> [What you are asked to do]: Within the records below, find each line that holds the string "this", then copy it.

══ Record set

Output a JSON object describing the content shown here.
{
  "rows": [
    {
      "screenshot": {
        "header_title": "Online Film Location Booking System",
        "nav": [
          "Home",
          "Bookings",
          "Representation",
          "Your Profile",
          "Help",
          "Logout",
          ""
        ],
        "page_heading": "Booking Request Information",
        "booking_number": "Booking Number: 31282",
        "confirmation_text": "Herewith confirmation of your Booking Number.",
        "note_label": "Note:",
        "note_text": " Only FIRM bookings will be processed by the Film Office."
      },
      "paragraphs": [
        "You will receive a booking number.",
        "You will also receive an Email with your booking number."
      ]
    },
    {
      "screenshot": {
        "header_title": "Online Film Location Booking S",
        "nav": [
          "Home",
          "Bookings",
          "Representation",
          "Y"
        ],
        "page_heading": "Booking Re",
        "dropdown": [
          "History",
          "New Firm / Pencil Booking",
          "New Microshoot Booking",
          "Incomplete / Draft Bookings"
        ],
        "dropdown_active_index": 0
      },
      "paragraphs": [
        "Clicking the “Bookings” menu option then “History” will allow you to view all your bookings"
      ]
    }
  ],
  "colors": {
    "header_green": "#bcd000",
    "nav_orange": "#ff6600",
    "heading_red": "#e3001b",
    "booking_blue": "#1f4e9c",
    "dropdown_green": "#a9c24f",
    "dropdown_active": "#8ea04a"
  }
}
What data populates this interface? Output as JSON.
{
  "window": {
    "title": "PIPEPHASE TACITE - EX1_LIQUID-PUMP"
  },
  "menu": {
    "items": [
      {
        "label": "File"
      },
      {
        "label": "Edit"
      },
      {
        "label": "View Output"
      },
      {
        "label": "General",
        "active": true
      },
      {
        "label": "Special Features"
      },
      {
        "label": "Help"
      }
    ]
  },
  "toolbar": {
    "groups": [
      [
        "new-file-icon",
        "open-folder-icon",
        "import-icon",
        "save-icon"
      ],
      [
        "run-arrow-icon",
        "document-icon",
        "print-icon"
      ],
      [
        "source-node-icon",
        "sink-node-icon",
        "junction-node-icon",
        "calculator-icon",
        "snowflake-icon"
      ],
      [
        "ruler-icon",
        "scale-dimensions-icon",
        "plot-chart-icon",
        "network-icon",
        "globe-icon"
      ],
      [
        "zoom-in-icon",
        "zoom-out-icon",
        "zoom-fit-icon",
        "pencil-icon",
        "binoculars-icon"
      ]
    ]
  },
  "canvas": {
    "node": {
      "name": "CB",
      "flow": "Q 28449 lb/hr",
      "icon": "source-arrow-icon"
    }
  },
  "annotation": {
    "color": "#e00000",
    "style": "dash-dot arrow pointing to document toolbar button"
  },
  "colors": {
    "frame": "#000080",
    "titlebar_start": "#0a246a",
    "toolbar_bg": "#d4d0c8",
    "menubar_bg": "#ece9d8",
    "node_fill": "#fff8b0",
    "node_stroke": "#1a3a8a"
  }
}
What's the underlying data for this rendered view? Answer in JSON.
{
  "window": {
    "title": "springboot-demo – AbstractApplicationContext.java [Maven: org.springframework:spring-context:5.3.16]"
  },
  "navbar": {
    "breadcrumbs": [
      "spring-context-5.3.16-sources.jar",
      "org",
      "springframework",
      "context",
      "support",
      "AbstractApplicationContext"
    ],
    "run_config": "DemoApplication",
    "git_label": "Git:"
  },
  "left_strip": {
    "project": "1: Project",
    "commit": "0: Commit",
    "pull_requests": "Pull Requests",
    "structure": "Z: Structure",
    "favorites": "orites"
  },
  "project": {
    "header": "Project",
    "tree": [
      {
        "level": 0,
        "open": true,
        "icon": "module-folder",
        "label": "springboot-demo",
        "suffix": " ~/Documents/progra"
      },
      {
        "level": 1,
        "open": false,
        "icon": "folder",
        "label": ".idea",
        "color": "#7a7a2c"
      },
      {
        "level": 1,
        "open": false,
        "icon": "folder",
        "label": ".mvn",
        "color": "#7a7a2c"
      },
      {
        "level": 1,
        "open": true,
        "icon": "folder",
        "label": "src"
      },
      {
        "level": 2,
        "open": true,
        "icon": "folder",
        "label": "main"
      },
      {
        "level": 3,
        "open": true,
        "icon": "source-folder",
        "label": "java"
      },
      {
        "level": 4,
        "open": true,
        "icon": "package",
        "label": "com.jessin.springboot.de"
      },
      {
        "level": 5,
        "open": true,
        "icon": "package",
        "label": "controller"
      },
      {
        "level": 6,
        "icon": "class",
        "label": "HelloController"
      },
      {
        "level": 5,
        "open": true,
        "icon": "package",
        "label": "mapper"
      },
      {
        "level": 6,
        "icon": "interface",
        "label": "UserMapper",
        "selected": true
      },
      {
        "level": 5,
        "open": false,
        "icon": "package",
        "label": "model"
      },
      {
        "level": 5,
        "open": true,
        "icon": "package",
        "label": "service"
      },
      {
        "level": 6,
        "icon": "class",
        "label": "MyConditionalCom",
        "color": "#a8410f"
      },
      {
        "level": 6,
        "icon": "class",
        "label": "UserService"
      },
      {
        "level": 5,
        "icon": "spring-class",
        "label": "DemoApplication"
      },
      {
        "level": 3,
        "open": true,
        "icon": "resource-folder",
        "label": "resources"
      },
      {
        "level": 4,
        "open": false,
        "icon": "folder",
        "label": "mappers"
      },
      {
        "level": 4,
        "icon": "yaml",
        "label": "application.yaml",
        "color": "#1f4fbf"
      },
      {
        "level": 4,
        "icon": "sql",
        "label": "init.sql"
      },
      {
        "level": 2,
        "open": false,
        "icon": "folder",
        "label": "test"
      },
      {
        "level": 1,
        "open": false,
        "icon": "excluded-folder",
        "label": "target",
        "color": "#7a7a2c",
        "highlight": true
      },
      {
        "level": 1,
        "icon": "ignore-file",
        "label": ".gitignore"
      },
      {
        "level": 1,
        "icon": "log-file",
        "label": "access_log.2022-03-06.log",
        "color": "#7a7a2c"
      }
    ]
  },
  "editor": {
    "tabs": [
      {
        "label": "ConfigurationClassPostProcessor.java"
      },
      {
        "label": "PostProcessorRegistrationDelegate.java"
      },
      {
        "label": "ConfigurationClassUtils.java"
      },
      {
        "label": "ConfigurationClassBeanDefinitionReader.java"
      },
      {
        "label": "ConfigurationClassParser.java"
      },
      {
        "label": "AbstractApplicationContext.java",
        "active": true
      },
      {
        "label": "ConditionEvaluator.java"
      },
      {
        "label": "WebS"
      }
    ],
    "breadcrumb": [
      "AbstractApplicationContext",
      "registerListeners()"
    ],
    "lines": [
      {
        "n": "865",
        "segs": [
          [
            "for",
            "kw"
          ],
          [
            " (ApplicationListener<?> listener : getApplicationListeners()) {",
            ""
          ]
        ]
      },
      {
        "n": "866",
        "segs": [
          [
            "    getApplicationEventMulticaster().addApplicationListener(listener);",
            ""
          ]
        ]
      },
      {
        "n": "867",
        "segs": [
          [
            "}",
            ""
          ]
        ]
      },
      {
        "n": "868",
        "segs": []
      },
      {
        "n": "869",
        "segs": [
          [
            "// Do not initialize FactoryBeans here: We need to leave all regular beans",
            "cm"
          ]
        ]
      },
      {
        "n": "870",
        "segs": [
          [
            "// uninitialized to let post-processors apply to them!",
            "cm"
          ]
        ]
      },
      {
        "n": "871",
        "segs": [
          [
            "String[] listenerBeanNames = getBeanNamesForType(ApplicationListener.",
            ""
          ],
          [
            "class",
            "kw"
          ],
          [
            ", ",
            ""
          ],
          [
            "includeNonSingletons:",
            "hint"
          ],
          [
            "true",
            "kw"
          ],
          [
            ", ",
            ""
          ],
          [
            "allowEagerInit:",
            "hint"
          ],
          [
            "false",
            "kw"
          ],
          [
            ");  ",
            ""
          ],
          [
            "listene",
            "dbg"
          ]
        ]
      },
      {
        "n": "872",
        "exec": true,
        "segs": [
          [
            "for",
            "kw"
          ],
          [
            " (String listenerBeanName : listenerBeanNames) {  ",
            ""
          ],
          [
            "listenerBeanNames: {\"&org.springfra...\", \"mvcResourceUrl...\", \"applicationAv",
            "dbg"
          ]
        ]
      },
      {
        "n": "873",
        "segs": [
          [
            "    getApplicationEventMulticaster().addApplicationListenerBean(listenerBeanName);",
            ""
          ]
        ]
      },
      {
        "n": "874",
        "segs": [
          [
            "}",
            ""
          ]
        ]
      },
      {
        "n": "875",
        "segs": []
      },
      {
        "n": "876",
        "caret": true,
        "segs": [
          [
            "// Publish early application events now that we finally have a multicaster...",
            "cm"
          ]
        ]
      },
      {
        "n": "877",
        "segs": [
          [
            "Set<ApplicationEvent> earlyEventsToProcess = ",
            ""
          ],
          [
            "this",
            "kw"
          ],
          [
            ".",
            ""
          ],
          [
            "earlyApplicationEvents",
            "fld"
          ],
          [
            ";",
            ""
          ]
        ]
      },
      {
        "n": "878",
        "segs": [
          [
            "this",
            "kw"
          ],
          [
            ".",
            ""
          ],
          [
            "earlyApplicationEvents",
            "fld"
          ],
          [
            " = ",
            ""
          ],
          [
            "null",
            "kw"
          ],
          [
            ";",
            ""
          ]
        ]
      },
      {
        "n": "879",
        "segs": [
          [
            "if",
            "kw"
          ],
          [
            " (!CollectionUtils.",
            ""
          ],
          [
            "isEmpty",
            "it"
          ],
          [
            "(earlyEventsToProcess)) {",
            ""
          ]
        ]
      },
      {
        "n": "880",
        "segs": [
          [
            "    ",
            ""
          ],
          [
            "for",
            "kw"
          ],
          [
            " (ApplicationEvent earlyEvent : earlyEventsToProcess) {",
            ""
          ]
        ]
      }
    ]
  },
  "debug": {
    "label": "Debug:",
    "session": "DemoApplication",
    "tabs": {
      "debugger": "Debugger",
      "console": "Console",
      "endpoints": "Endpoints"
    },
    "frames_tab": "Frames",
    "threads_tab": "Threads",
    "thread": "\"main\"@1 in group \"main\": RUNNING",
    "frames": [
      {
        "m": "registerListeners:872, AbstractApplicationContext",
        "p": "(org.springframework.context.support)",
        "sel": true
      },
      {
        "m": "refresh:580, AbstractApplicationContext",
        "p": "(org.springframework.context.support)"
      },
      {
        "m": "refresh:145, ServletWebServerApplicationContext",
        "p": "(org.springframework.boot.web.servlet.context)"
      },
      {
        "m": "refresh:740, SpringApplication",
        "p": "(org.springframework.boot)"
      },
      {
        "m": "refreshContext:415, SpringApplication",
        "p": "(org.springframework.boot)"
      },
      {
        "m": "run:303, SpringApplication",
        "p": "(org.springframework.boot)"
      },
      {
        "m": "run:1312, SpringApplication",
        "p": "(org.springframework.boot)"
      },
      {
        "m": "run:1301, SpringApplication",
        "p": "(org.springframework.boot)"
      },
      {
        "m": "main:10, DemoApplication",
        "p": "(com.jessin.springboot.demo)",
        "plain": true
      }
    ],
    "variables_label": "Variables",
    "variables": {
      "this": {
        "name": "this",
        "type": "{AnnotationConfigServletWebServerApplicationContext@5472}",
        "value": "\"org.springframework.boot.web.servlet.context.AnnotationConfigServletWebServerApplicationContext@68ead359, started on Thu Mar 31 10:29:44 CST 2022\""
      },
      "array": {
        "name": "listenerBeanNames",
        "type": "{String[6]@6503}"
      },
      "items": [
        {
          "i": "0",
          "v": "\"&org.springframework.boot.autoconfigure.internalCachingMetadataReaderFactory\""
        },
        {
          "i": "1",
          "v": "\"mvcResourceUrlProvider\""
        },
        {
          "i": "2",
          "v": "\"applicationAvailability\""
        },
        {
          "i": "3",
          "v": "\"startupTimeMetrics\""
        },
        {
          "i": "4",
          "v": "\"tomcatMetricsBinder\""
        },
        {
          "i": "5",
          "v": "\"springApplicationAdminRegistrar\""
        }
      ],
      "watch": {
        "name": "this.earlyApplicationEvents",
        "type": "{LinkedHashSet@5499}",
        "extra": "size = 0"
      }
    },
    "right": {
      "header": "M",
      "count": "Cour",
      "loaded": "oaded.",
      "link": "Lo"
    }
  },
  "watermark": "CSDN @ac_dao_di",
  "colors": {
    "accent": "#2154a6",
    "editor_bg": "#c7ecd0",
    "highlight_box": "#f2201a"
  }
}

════

> [Exercise output]:
What data populates this interface? Output as JSON.
What's the underlying data for this rendered view? Answer in JSON.
            "this",
            "this",
      "this": {
        "name": "this",
        "name": "this.earlyApplicationEvents",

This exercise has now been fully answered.